This one was recommended to me by a friend – I’ve had my eye on Solnit for a while. Notable for popularising the idea of “mansplaining,” Solnit seemed to me like the kind of new philosopher/cultural theorist that I could really get stuck into. This is my first foray into her work and I must admit it wasn’t an entirely successful encounter.

I should make it clear, philosophy isn’t really my thing; my review will definitely be tainted by my own ignorance. Solnit’s writing is beautiful, poetic, and meditative:

Lost really has two disparate meanings. Losing things is about the familiar fading away, getting lost is about the unfamiliar appearing.” (page 22)

Some things we only have for as long as they remain lost, some things are not lost only so long as they are distant.” (page 41)

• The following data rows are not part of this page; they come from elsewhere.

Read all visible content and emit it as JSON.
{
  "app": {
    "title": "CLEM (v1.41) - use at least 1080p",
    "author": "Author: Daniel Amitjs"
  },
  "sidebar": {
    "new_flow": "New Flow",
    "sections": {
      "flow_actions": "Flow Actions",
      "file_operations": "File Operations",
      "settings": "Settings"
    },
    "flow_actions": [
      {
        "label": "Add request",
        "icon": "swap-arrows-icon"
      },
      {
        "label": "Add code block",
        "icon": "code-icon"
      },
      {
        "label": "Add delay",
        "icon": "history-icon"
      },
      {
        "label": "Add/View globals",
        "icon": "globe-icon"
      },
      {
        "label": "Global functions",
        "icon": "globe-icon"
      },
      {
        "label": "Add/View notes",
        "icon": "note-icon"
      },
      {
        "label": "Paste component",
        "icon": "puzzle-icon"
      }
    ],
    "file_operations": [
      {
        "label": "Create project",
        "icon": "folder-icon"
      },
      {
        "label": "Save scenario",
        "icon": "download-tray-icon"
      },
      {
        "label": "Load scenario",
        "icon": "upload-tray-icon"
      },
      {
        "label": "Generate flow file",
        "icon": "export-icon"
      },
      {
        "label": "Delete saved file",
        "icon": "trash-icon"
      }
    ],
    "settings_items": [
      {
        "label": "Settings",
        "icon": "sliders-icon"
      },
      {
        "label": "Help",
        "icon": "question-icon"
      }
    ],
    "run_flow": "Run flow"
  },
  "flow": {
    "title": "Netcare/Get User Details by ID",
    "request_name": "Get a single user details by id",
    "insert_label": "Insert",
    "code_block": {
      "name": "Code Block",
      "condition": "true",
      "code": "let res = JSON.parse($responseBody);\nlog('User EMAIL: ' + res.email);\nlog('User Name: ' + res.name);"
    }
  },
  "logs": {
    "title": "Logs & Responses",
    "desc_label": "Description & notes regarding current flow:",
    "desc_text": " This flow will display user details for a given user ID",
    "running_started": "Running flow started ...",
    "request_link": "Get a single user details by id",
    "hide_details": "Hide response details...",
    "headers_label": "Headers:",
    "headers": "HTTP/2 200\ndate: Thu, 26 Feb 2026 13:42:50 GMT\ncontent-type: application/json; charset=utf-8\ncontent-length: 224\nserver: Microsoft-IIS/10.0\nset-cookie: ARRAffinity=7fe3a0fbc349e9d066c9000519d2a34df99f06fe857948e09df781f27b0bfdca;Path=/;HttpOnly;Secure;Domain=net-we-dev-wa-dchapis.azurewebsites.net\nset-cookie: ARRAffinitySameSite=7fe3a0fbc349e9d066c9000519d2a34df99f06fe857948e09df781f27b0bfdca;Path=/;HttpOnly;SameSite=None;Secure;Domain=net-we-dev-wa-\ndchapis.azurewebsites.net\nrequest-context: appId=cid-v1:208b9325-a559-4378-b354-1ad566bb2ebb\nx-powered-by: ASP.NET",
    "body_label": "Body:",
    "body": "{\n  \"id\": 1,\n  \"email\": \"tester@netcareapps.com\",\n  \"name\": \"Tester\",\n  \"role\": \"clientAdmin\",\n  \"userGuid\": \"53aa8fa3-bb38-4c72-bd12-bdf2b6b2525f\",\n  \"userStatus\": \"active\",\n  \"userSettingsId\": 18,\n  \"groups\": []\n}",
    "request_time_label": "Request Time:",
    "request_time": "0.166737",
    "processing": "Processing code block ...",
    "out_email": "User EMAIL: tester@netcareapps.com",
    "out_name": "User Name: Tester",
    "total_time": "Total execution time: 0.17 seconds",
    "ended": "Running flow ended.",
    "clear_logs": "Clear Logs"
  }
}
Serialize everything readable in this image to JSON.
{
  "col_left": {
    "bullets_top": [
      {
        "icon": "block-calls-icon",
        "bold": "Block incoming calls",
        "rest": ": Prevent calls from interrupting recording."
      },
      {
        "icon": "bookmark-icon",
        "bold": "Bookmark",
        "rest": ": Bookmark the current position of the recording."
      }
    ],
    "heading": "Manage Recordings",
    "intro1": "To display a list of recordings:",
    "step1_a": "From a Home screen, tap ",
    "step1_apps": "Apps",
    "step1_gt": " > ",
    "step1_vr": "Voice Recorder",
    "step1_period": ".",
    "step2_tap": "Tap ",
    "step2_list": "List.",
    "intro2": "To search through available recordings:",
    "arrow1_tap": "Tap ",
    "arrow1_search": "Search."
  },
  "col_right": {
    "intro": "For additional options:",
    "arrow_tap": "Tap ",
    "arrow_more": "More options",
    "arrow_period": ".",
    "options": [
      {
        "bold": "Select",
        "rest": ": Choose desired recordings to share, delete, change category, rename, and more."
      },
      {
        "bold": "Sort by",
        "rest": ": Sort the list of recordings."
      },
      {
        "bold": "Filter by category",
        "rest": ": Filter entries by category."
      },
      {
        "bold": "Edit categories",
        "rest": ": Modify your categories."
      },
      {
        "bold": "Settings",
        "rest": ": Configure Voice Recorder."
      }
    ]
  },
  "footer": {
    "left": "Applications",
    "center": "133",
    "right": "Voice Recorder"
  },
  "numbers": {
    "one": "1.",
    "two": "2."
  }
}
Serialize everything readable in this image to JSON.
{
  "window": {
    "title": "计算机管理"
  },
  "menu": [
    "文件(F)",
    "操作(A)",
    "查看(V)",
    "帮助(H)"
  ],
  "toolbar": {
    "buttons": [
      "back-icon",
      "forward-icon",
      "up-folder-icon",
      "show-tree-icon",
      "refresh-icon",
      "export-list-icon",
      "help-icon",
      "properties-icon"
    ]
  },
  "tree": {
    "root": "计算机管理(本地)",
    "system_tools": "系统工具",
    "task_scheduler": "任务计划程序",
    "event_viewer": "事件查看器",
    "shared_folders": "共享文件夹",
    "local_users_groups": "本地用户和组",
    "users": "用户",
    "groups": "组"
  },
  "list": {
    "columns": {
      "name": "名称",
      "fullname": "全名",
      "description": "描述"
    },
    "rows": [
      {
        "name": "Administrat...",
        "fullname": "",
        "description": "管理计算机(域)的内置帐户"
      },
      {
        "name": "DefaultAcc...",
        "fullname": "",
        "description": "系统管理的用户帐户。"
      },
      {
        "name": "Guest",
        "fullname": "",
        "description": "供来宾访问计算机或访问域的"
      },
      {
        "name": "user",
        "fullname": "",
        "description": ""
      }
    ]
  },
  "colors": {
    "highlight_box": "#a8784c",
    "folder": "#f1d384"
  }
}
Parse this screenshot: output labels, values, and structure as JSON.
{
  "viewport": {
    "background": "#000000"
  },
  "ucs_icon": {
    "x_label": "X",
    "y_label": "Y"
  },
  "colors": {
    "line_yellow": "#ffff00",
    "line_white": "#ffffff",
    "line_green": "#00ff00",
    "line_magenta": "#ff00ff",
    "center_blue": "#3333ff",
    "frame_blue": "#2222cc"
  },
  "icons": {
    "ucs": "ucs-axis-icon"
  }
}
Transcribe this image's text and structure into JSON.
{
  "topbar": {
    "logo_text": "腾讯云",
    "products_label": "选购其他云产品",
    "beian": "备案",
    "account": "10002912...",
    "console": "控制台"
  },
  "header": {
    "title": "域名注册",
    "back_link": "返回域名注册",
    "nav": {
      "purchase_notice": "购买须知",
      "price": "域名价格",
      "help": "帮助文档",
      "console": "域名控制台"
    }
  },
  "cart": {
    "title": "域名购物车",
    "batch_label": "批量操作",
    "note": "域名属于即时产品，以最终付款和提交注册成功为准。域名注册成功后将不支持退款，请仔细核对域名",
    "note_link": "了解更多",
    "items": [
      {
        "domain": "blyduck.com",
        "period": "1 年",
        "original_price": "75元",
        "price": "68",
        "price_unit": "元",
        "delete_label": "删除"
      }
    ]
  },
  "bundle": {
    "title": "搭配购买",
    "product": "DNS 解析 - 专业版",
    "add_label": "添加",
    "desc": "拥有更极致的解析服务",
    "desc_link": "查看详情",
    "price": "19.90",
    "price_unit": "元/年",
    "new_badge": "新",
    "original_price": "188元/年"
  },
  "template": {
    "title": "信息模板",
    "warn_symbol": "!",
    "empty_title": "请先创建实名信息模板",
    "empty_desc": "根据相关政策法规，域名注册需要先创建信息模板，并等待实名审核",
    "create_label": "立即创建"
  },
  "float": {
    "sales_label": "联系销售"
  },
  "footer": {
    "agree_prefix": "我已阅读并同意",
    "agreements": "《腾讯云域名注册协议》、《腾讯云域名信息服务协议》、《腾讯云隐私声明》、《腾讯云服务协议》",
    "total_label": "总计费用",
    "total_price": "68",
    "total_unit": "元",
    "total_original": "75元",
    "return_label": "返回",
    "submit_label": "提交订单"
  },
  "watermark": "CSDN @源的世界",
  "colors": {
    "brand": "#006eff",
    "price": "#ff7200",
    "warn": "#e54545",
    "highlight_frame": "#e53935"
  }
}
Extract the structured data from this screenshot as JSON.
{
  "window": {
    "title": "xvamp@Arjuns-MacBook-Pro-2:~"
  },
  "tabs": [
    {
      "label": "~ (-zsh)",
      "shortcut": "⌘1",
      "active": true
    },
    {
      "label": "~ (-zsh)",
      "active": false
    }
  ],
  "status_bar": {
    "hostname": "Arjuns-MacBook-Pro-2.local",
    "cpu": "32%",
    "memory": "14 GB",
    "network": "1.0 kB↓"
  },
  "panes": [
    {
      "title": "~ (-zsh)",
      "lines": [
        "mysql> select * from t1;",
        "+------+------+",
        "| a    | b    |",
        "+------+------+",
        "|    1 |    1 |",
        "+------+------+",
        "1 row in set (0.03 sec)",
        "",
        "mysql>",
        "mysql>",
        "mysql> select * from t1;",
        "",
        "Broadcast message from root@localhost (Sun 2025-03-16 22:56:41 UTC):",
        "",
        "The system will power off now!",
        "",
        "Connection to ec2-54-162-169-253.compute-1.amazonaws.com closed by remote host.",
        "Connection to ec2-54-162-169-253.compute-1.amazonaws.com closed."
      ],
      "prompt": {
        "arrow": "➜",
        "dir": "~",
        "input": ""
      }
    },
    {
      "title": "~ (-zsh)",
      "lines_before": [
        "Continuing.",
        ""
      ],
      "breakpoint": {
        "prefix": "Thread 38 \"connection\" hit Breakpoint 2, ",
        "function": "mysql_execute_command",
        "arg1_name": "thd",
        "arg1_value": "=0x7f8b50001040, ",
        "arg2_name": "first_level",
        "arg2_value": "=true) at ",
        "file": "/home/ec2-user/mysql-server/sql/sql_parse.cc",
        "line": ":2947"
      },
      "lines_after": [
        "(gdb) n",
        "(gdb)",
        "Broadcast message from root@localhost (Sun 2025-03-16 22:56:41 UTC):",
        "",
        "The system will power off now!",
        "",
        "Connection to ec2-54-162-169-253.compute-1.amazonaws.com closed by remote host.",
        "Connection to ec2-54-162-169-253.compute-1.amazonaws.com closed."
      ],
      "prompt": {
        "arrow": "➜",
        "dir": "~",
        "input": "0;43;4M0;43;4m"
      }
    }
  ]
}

But despite the loveliness of the above quotes I just couldn’t get into it. Definitely too philosophical for my taste – I found her use of stream of consciousness lovely to read but difficult to follow. This might be more telling of my intelligence (!) than Solnit’s writing.

I was interested in reading a few other essay collections by Solnit but this one has sorta put me off. Should I try again?


Just Checking In…


So I’ve been terribly neglectful of this blog for the past couple of weeks – I do have an excuse though. I was living it up on the North Island of New Zealand where I unplugged for the week. (I stole the photo that you see above but I did see that view! The volcano on the right is Mount Doom! (I think)). Happy to be back home in Melbourne and back online!

If you’re anything like me you love lists. Particularly book lists. So enjoy this one of all the books I’ve read since Hillbilly Elegy. Expect musings on most if not all of the following:

A Field Guide to Getting Lost by Rebecca Solnit

The First Stone by Helen Garner

Transit by Rachel Cusk

The Shadow Land by Elizabeth Kostova

Musicophilia by Oliver Sacks

Harmony by Carolyn Parkhurst

The Gustav Sonata by Rose Tremain

Barbarian Days by William Finnegan

Flush by Virginia Woolf

The Word Detective by John Simpson

Beautiful Ruins by Jess Walters

Have you read any of the above? Share your thoughts!